Set down each record below precisely, skipping the pictures.

==================================================

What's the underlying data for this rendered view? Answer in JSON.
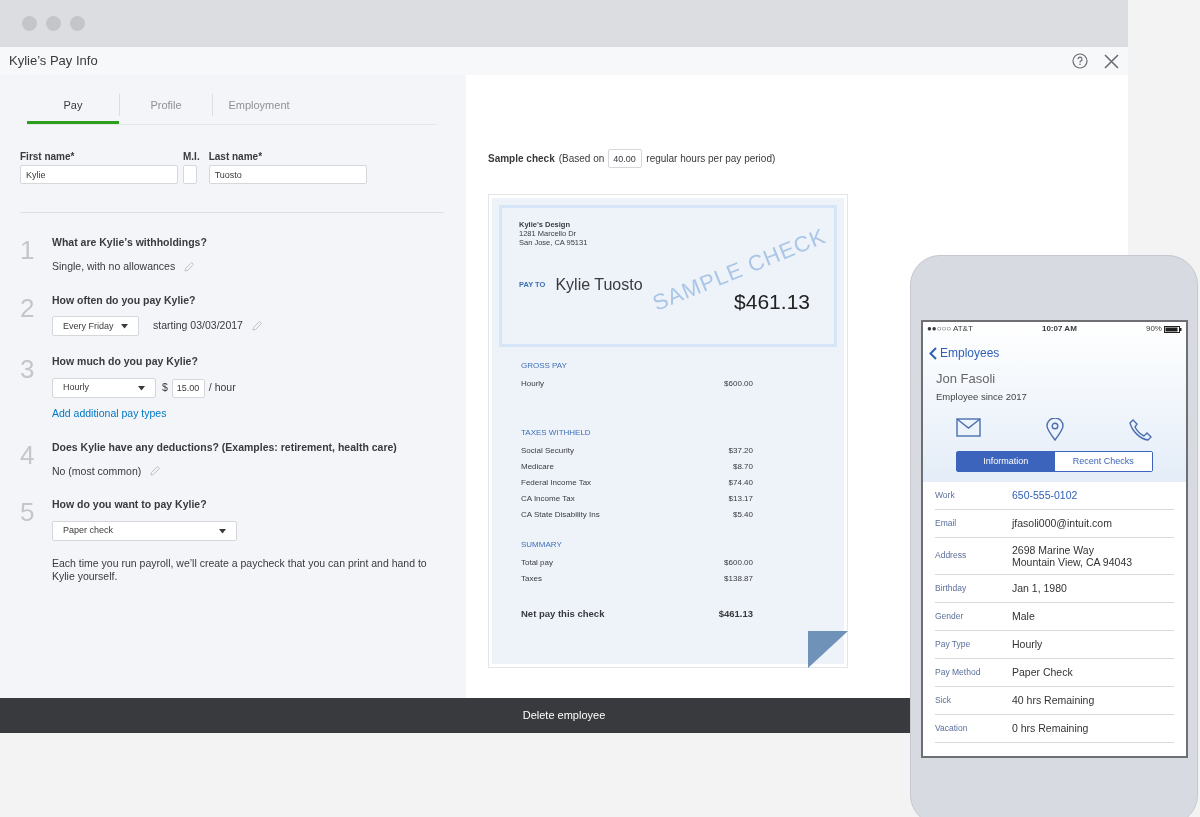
{
  "window": {
    "title": "Kylie’s Pay Info"
  },
  "tabs": [
    {
      "label": "Pay",
      "selected": true
    },
    {
      "label": "Profile",
      "selected": false
    },
    {
      "label": "Employment",
      "selected": false
    }
  ],
  "name_fields": [
    {
      "label": "First name*",
      "value": "Kylie",
      "kind": "wide"
    },
    {
      "label": "M.I.",
      "kind": "narrow"
    },
    {
      "label": "Last name*",
      "value": "Tuosto",
      "kind": "wide"
    }
  ],
  "steps": [
    {
      "number": "1",
      "question": "What are Kylie’s withholdings?",
      "summary": "Single, with no allowances"
    },
    {
      "number": "2",
      "question": "How often do you pay Kylie?",
      "select": "Every Friday",
      "summary": "starting 03/03/2017"
    },
    {
      "number": "3",
      "question": "How much do you pay Kylie?",
      "select": "Hourly",
      "rate": {
        "currency": "$",
        "value": "15.00",
        "unit": "/ hour"
      },
      "link": "Add additional pay types"
    },
    {
      "number": "4",
      "question": "Does Kylie have any deductions? (Examples: retirement, health care)",
      "summary": "No (most common)"
    },
    {
      "number": "5",
      "question": "How do you want to pay Kylie?",
      "select": "Paper check",
      "note": "Each time you run payroll, we’ll create a paycheck that you can print and hand to Kylie yourself."
    }
  ],
  "sample_check": {
    "label": "Sample check",
    "prefix": "(Based on",
    "hours": "40.00",
    "suffix": "regular hours per pay period)",
    "company": [
      "Kylie's Design",
      "1281 Marcello Dr",
      "San Jose, CA 95131"
    ],
    "pay_to_label": "PAY TO",
    "payee": "Kylie Tuosto",
    "amount": "$461.13",
    "watermark": "SAMPLE CHECK",
    "sections": [
      {
        "title": "GROSS PAY",
        "rows": [
          {
            "label": "Hourly",
            "amount": "$600.00"
          }
        ]
      },
      {
        "title": "TAXES WITHHELD",
        "rows": [
          {
            "label": "Social Security",
            "amount": "$37.20"
          },
          {
            "label": "Medicare",
            "amount": "$8.70"
          },
          {
            "label": "Federal Income Tax",
            "amount": "$74.40"
          },
          {
            "label": "CA Income Tax",
            "amount": "$13.17"
          },
          {
            "label": "CA State Disability Ins",
            "amount": "$5.40"
          }
        ]
      },
      {
        "title": "SUMMARY",
        "rows": [
          {
            "label": "Total pay",
            "amount": "$600.00"
          },
          {
            "label": "Taxes",
            "amount": "$138.87"
          }
        ]
      }
    ],
    "net": {
      "label": "Net pay this check",
      "amount": "$461.13"
    }
  },
  "footer_button": "Delete employee",
  "phone": {
    "status": {
      "carrier": "●●○○○ AT&T",
      "time": "10:07 AM",
      "battery": "90%"
    },
    "back": "Employees",
    "name": "Jon Fasoli",
    "since": "Employee since 2017",
    "segments": [
      {
        "label": "Information",
        "selected": true
      },
      {
        "label": "Recent Checks",
        "selected": false
      }
    ],
    "rows": [
      {
        "label": "Work",
        "lines": [
          "650-555-0102"
        ],
        "kind": "link"
      },
      {
        "label": "Email",
        "lines": [
          "jfasoli000@intuit.com"
        ],
        "kind": "text"
      },
      {
        "label": "Address",
        "lines": [
          "2698 Marine Way",
          "Mountain View, CA 94043"
        ],
        "kind": "text"
      },
      {
        "label": "Birthday",
        "lines": [
          "Jan 1, 1980"
        ],
        "kind": "text"
      },
      {
        "label": "Gender",
        "lines": [
          "Male"
        ],
        "kind": "text"
      },
      {
        "label": "Pay Type",
        "lines": [
          "Hourly"
        ],
        "kind": "text"
      },
      {
        "label": "Pay Method",
        "lines": [
          "Paper Check"
        ],
        "kind": "text"
      },
      {
        "label": "Sick",
        "lines": [
          "40 hrs Remaining"
        ],
        "kind": "text"
      },
      {
        "label": "Vacation",
        "lines": [
          "0 hrs Remaining"
        ],
        "kind": "text"
      }
    ]
  }
}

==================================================

• Solution for this exercise:
What's the underlying data for this rendered view? Answer in JSON.
{
  "window": {
    "title": "Kylie’s Pay Info"
  },
  "tabs": [
    {
      "label": "Pay",
      "selected": true
    },
    {
      "label": "Profile",
      "selected": false
    },
    {
      "label": "Employment",
      "selected": false
    }
  ],
  "name_fields": [
    {
      "label": "First name*",
      "value": "Kylie",
      "kind": "wide"
    },
    {
      "label": "M.I.",
      "kind": "narrow"
    },
    {
      "label": "Last name*",
      "value": "Tuosto",
      "kind": "wide"
    }
  ],
  "steps": [
    {
      "number": "1",
      "question": "What are Kylie’s withholdings?",
      "summary": "Single, with no allowances"
    },
    {
      "number": "2",
      "question": "How often do you pay Kylie?",
      "select": "Every Friday",
      "summary": "starting 03/03/2017"
    },
    {
      "number": "3",
      "question": "How much do you pay Kylie?",
      "select": "Hourly",
      "rate": {
        "currency": "$",
        "value": "15.00",
        "unit": "/ hour"
      },
      "link": "Add additional pay types"
    },
    {
      "number": "4",
      "question": "Does Kylie have any deductions? (Examples: retirement, health care)",
      "summary": "No (most common)"
    },
    {
      "number": "5",
      "question": "How do you want to pay Kylie?",
      "select": "Paper check",
      "note": "Each time you run payroll, we’ll create a paycheck that you can print and hand to Kylie yourself."
    }
  ],
  "sample_check": {
    "label": "Sample check",
    "prefix": "(Based on",
    "hours": "40.00",
    "suffix": "regular hours per pay period)",
    "company": [
      "Kylie's Design",
      "1281 Marcello Dr",
      "San Jose, CA 95131"
    ],
    "pay_to_label": "PAY TO",
    "payee": "Kylie Tuosto",
    "amount": "$461.13",
    "watermark": "SAMPLE CHECK",
    "sections": [
      {
        "title": "GROSS PAY",
        "rows": [
          {
            "label": "Hourly",
            "amount": "$600.00"
          }
        ]
      },
      {
        "title": "TAXES WITHHELD",
        "rows": [
          {
            "label": "Social Security",
            "amount": "$37.20"
          },
          {
            "label": "Medicare",
            "amount": "$8.70"
          },
          {
            "label": "Federal Income Tax",
            "amount": "$74.40"
          },
          {
            "label": "CA Income Tax",
            "amount": "$13.17"
          },
          {
            "label": "CA State Disability Ins",
            "amount": "$5.40"
          }
        ]
      },
      {
        "title": "SUMMARY",
        "rows": [
          {
            "label": "Total pay",
            "amount": "$600.00"
          },
          {
            "label": "Taxes",
            "amount": "$138.87"
          }
        ]
      }
    ],
    "net": {
      "label": "Net pay this check",
      "amount": "$461.13"
    }
  },
  "footer_button": "Delete employee",
  "phone": {
    "status": {
      "carrier": "●●○○○ AT&T",
      "time": "10:07 AM",
      "battery": "90%"
    },
    "back": "Employees",
    "name": "Jon Fasoli",
    "since": "Employee since 2017",
    "segments": [
      {
        "label": "Information",
        "selected": true
      },
      {
        "label": "Recent Checks",
        "selected": false
      }
    ],
    "rows": [
      {
        "label": "Work",
        "lines": [
          "650-555-0102"
        ],
        "kind": "link"
      },
      {
        "label": "Email",
        "lines": [
          "jfasoli000@intuit.com"
        ],
        "kind": "text"
      },
      {
        "label": "Address",
        "lines": [
          "2698 Marine Way",
          "Mountain View, CA 94043"
        ],
        "kind": "text"
      },
      {
        "label": "Birthday",
        "lines": [
          "Jan 1, 1980"
        ],
        "kind": "text"
      },
      {
        "label": "Gender",
        "lines": [
          "Male"
        ],
        "kind": "text"
      },
      {
        "label": "Pay Type",
        "lines": [
          "Hourly"
        ],
        "kind": "text"
      },
      {
        "label": "Pay Method",
        "lines": [
          "Paper Check"
        ],
        "kind": "text"
      },
      {
        "label": "Sick",
        "lines": [
          "40 hrs Remaining"
        ],
        "kind": "text"
      },
      {
        "label": "Vacation",
        "lines": [
          "0 hrs Remaining"
        ],
        "kind": "text"
      }
    ]
  }
}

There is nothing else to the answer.